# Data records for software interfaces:
######

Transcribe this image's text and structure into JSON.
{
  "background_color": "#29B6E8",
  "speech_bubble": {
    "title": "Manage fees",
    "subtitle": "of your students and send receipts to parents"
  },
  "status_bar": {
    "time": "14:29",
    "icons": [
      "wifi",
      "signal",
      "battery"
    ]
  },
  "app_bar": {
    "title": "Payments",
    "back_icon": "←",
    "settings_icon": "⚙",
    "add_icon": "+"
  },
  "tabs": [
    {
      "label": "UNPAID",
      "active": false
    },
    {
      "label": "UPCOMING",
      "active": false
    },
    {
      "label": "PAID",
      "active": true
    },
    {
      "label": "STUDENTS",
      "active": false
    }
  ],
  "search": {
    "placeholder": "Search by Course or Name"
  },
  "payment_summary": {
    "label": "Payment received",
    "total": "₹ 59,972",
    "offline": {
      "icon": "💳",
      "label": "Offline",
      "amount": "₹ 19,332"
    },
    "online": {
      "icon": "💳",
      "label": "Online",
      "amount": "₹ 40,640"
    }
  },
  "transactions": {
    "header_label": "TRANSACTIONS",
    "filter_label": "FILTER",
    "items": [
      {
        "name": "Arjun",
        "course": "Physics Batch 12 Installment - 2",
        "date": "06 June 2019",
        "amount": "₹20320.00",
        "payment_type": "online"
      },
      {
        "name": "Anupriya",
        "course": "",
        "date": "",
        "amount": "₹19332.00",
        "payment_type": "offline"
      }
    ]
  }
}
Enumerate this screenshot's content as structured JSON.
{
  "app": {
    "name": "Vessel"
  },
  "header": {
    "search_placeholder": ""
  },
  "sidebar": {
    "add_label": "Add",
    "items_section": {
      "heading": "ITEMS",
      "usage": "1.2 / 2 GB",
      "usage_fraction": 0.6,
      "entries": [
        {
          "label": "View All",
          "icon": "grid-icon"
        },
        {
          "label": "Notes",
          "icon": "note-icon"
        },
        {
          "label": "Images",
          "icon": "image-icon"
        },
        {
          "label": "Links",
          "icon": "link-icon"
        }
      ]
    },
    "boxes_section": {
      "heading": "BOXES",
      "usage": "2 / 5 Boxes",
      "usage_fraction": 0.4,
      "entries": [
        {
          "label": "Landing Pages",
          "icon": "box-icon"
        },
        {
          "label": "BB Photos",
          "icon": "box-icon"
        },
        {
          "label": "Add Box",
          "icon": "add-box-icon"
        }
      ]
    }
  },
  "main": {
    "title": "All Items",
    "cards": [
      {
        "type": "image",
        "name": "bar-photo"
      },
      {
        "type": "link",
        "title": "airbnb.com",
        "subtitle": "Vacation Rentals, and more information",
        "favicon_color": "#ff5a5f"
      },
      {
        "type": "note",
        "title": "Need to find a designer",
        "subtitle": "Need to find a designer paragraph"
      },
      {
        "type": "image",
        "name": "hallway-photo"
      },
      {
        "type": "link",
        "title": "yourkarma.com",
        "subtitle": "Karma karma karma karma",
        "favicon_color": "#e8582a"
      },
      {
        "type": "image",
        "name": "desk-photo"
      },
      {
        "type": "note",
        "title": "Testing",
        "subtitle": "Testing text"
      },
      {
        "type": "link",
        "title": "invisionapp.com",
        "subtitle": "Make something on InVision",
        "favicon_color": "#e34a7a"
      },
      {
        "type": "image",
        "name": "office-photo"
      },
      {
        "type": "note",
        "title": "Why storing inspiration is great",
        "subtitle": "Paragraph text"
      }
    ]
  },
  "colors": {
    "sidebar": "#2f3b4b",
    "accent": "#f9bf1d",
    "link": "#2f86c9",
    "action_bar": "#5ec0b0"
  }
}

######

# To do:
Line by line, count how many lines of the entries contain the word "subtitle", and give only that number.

# Solved exercise:
7